The title’s use of ‘Kafka’ to engage an audience who might otherwise not have reached for this book is a shrewd marketing ploy, given the recent success of The Da Vinci Code, The Dante Club, Reading Lolita in Tehran, and The Jane Austen Book Club. So, we’ve got Kafka, Goethe gets a mention, as do Yeats, T.S. Eliot, Chekhov, Aristotle… the list goes on through the canons of both western and Japanese literature. The name-checking is relentless but somehow appropriate to the library trip in their metaphorical musings. However, the effect of transferring this tediously referential style of writing from the library to, for example, the life of the rough-and-ready Hoshino is not a happy one: the leaden insertion of passages of philosophy and musicology into his story are a painfully obvious, vain attempt to insinuate a degree of intellectual depth by the most superficial means. Hoshino’s changing perspective on the world is improbably accelerated by a series of instructive encounters which hasten the awakening of his cultural sensitivities. The first of these transformative moments occurs during a visit to a prostitute who pauses for breath (between other activities) to share a few thoughts on Henri Bergson and to deliver a short lecture on Hegelian philosophy. Later, a coffee shop owner needs no persuasion at all to launch into a dissertation on the subject of the life and work of Beethoven and Haydn. The expansion of Hoshino’s world-view is completed when he chances upon a Francois Truffaut retrospective at the cinema which leads him to ponder his purpose in life as he finds himself appreciating ‘how suggestively the characters’ inner worlds were portrayed.’ Such delicacy is a far cry from Murakami’s blunt signposting. ‘Jeez Louise!’ as Hoshino himself exclaims.
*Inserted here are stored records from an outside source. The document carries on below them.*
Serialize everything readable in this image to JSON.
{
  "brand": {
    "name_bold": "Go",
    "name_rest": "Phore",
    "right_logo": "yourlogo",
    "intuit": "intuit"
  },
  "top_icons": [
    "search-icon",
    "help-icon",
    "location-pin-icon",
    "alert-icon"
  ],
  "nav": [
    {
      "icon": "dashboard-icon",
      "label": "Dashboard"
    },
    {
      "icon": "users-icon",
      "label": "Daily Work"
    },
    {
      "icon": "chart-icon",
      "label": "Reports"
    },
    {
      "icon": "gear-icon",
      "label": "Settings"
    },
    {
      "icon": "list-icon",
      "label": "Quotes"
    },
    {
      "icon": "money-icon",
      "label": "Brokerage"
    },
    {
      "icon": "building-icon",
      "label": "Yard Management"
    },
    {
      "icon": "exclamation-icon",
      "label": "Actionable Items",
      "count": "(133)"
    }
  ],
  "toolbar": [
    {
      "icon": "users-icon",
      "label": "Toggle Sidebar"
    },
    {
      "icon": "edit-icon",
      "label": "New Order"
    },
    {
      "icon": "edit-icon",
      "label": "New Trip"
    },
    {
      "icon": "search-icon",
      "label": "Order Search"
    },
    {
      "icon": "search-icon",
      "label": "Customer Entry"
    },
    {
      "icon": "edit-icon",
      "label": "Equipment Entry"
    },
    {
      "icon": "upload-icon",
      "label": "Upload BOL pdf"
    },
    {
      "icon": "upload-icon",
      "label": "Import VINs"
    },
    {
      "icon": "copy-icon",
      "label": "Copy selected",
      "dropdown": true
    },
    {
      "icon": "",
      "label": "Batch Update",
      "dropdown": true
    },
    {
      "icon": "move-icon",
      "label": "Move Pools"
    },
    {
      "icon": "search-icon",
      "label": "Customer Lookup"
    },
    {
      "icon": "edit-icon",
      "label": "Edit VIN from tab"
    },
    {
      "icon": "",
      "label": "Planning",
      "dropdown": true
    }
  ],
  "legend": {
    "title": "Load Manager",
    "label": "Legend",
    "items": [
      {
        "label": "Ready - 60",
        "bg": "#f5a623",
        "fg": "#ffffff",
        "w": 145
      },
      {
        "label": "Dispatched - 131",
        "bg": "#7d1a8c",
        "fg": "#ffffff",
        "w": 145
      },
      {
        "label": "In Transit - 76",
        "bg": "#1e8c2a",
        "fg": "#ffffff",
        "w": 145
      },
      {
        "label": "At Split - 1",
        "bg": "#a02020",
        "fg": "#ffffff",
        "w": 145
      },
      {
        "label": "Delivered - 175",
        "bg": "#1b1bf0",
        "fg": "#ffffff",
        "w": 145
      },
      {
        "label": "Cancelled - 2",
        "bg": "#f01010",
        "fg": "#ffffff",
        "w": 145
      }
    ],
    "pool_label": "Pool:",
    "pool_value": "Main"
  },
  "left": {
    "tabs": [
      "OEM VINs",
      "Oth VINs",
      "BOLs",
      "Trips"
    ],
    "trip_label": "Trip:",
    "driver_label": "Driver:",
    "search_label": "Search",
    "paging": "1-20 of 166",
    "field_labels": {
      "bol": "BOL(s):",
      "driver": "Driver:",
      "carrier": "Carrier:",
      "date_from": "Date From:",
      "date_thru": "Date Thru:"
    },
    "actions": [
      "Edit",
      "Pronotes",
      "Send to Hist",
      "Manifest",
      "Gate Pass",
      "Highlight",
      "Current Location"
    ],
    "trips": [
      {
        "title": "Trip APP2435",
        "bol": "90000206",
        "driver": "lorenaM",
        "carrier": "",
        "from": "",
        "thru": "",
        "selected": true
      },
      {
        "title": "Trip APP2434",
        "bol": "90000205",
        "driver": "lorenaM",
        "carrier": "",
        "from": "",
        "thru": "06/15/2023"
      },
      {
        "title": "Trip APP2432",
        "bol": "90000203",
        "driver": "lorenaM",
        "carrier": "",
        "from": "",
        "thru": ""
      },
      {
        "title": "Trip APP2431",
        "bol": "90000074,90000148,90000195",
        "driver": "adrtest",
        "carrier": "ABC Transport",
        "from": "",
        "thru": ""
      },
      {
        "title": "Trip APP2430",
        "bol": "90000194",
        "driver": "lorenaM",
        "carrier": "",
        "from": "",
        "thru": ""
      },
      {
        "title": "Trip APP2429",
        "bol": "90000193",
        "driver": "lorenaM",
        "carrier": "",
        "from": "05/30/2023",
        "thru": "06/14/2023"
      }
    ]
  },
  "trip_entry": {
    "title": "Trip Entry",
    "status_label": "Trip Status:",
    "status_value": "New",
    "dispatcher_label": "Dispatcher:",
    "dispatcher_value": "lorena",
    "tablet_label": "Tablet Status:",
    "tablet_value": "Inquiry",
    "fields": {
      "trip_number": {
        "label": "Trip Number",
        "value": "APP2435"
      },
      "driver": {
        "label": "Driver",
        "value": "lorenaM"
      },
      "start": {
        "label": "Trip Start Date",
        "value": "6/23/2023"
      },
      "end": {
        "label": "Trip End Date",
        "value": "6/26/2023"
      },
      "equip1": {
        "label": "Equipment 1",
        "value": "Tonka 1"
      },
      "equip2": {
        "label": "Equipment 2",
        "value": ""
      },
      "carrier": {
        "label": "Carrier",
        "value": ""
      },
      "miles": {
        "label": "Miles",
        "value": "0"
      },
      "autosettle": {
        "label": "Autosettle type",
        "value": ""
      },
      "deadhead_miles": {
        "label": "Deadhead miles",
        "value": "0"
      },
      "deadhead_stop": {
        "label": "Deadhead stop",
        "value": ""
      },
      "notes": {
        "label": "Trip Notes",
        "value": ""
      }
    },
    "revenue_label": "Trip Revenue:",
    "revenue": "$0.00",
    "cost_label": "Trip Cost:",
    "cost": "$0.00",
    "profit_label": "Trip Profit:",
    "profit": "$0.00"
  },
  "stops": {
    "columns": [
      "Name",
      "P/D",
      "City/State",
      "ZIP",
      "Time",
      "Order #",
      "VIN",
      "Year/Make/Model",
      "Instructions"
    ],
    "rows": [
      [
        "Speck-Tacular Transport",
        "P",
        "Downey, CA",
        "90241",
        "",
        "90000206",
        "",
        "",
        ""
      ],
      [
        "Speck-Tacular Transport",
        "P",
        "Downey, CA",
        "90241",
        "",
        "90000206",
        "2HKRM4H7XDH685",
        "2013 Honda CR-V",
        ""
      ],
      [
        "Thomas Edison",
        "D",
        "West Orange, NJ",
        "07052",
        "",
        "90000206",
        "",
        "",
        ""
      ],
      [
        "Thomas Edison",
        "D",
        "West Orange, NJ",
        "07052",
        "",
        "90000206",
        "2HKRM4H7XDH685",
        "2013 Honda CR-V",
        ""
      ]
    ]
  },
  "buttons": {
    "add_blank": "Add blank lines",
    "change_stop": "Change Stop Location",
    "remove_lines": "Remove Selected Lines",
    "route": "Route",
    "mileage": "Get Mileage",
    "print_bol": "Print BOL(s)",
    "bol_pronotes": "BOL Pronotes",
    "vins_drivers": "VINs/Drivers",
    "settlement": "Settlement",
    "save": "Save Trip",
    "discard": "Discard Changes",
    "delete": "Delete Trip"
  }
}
Clichés, ephemera of pop culture, characters who proclaim their thematic function – these sound like gambits of ‘postmodernism’ (for lack of a better term), tricks meant to distance the reader from the artificiality of narrative and the sort of tactic that gets a novel labelled ‘cerebral’. But Kafka on the Shore, like all Murakami’s fiction does not feel distant or artificial. He is a magician who explains what he is doing as he performs the trick and still makes you believe that he has supernatural powers. So great is the force of his imagination, and his conviction in the archaic power of the story he is telling that all this junk is made genuine. Johnnie Walker becomes frightening and Colonel Sanders, a loveable if irascible incarnation of, say the god Hermes.
The weird stately urgency of Murakami’s novels comes from the preoccupation with internal problems. You can imagine each as a drama acted out within a single psyche. In each, a self lies in pieces and must be put back together; a life that is stalled must be kick-started and re-launched into the bruising but necessary process of change. Reconciling us to that necessity is something stories have done for humanity since time immemorial. Dreams do it too. But whilst anyone can tell a story that resembles a dream, it is the rare artist, who can make us feel that we are dreaming it ourselves.
I am wondering right about now, if any of what I have written here makes any sense to anyone else. This book obviously sat in my review queue for quite some time, years actually getting actively ignored in favour of books that are easier for me to talk about. Obviously I really enjoyed the book, but it is one of those books that are hard to articulate exactly why I found it so enjoyable, considering too that I criticise it as well in this same review. Whatever it may be, and possibly quite different for each of us, it is an enjoyable novel.
My review-writing skills aside, I would advise any and all to give it a shot. All 575 pages of it.
Till Next Post!